As well as documenting contemporary events, the Young’uns also look to history for inspiration. Cable Street tells the story of Teessider Johnny Longstaff, who as a teenager stood up to Oswald Mosley’s fascists with a hundred thousand Londoners. Where such historical examples are used they serve to remind us all to be thankful for the bravery of people like Longstaff, and also as a warning that we should not repeat the mistakes of the past. With this in mind it can be no coincidence that Cable Street is directly followed by Dark Water, another tale of individual bravery, but also an impassioned attack on the way political selfishness can drive individuals to the most desperate acts – in this case swimming a dangerous stretch of sea to escape from political upheaval. Musically, it is perhaps the most atmospheric song on the album: sombre piano is augmented by strings and Mary Ann Kennedy’s harp as the Syrian protagonist and his companion enter a kind of dream state, swimming on their backs under the stars. It is a stirring and stunning moment.
A feature of folk music, and particularly that of the north-east of England, is its ability to tackle serious subjects with humour. The Young’uns are no different. On Bob Cooney’s Miracle – a story of how a Scottish anti-fascist in the Spanish civil war fed fifty-seven men with one loaf of bread and a tin of corned beef – they delight in dialect words and vernacular wit. Comparisons with The Watersons – perhaps the greatest of all vocal folk groups – spring to mind here. But they can also do a fine trade in a more elevated, poetic form of writing, as on Lapwings, where the style bears comparison with the great chroniclers of the First World War.
These Hands is another moving and finely detailed character study, and a paean to the power of positivity and hope. This time the subject is Sybil Phoenix, the community worker and activist who, in 1973, became the first black woman to be awarded the MBE. Her story is told against the backdrop of Hughes’s sprightly guitar, while the lyrics extol her strength and courage in what was an incredibly difficult time for black people in the UK.
And that strength and courage is what Strangers is all about. Despite the hardships it describes, there is barely a moment on this album that doesn’t hum with positivity. The Young’uns have perfected a sound that is as unique as it is uplifting, and it would be no surprise if their already burgeoning popularity were to rise to even greater heights.
PRE-ORDER STRANGERS – http://smarturl.it/ox0wmn
The Young’uns Strangers Album Tour
4 LANCASTER Dukes Theatre
5 SHEFFIELD City Hall (Memorial Hall)
6 GLASGOW Oran Mor
7 SHREWSBURY Theatre Severn
8 OXFORD The North Wall Arts Centre
9 COLCHESTER Arts Centre
10 BURY ST EDMUNDS Apex
11 BRISTOL Colston Hall Lantern

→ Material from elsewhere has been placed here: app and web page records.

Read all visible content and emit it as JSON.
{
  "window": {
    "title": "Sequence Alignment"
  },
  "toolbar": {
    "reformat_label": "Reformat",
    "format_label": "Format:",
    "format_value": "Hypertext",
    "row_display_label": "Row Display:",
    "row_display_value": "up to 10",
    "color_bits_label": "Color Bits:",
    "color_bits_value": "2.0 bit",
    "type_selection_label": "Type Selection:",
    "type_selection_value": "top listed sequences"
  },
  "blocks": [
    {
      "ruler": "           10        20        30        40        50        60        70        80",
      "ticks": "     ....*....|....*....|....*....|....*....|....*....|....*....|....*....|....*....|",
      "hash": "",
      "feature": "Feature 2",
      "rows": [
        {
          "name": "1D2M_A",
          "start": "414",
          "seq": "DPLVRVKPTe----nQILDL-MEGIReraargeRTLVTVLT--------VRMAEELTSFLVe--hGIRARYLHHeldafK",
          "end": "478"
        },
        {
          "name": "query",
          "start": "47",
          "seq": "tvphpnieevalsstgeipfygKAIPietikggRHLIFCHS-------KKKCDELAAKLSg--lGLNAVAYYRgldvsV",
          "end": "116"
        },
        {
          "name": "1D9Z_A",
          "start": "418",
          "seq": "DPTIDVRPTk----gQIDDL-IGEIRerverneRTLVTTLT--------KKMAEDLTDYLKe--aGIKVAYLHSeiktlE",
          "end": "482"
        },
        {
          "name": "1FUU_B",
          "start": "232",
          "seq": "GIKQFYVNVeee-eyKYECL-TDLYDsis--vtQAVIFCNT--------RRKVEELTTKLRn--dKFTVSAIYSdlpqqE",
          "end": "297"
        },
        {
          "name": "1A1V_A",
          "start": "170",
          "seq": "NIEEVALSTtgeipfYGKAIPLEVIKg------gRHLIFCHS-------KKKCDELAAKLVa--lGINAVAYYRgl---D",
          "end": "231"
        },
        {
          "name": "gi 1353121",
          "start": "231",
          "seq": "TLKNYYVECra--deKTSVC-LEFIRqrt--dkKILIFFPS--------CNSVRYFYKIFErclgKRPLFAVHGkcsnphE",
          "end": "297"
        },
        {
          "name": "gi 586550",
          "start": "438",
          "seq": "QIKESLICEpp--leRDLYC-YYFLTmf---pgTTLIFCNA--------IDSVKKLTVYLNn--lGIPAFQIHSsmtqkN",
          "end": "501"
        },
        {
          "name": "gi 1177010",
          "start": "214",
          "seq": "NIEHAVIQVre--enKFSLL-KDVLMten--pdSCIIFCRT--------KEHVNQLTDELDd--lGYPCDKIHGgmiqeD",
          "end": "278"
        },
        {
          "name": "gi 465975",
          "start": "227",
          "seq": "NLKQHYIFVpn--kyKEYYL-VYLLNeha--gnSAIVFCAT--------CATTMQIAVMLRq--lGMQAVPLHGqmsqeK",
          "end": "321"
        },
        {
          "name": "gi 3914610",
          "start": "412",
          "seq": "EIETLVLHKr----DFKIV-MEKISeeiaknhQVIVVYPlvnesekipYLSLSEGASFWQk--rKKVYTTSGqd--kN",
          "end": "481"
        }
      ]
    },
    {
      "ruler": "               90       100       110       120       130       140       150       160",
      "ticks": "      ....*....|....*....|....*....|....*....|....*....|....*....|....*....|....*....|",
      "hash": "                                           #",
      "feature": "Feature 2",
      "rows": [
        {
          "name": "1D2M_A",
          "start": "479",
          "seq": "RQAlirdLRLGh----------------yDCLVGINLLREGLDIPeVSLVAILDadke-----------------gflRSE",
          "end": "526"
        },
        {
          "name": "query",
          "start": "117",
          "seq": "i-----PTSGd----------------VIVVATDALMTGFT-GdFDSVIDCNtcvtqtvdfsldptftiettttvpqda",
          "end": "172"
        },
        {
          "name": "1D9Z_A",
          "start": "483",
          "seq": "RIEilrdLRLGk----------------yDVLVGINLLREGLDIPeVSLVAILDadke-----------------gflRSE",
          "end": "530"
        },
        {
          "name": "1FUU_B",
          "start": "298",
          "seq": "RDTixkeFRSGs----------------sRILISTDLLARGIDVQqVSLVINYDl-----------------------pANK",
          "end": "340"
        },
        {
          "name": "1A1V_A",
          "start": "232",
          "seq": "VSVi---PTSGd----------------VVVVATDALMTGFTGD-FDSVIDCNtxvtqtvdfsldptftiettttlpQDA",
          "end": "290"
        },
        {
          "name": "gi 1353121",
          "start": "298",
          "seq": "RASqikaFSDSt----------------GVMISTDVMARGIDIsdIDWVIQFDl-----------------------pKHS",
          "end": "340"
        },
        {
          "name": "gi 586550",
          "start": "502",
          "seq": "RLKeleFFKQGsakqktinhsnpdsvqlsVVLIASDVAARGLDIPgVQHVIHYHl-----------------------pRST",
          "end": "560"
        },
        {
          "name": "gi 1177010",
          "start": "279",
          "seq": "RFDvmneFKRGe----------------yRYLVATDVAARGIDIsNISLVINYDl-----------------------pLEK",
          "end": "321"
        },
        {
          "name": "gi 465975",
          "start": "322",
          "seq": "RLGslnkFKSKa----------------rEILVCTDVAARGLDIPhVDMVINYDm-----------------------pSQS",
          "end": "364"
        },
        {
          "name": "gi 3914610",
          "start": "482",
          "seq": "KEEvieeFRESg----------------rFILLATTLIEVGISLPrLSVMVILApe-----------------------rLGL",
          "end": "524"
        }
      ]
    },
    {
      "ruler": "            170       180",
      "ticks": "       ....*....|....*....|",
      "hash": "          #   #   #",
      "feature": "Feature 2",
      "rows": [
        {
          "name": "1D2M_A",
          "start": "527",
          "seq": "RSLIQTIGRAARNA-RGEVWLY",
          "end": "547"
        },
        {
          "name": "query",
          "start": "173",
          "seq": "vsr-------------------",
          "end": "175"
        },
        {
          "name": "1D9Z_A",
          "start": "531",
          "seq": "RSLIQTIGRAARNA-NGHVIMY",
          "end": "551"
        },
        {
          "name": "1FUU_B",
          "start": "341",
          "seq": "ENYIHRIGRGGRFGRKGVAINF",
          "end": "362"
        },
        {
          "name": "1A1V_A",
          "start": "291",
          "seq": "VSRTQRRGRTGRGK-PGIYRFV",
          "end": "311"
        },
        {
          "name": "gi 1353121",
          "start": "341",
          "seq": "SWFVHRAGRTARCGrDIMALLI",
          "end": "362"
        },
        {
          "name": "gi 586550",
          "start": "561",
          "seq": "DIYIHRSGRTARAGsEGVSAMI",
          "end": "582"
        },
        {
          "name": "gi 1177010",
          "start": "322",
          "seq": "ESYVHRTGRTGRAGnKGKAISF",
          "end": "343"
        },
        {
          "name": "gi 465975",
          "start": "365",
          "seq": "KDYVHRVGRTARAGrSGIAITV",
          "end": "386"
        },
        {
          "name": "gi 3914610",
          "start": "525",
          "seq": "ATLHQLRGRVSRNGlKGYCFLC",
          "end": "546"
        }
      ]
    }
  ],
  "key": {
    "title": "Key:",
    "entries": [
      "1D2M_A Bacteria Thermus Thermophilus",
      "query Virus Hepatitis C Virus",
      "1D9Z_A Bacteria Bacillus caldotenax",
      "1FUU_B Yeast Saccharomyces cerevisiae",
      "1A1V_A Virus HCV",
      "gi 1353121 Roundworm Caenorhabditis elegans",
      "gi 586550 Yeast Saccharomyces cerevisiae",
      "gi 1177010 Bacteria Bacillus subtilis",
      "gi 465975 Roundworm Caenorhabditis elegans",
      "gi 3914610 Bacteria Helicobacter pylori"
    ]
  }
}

12 LONDON Union Chapel
13 SHOREHAM-BY-SEA Ropetackle Arts Centre
14 LINCOLN Drill Hall
15 NOTTINGHAM Glee Club
17 BRECON Theatr Brechyneiog
18 SOUTHPORT Atkinson
19 LEEDS City Varieties
20 MANCHESTER Home – Folk Festival
21 BIRMINGHAM Mac
22 CANTERBURY Cathedral Lodge
24 DUBLIN The Sugar Club
27 GATESHEAD Sage 1
Photo Credit: Elly Lucas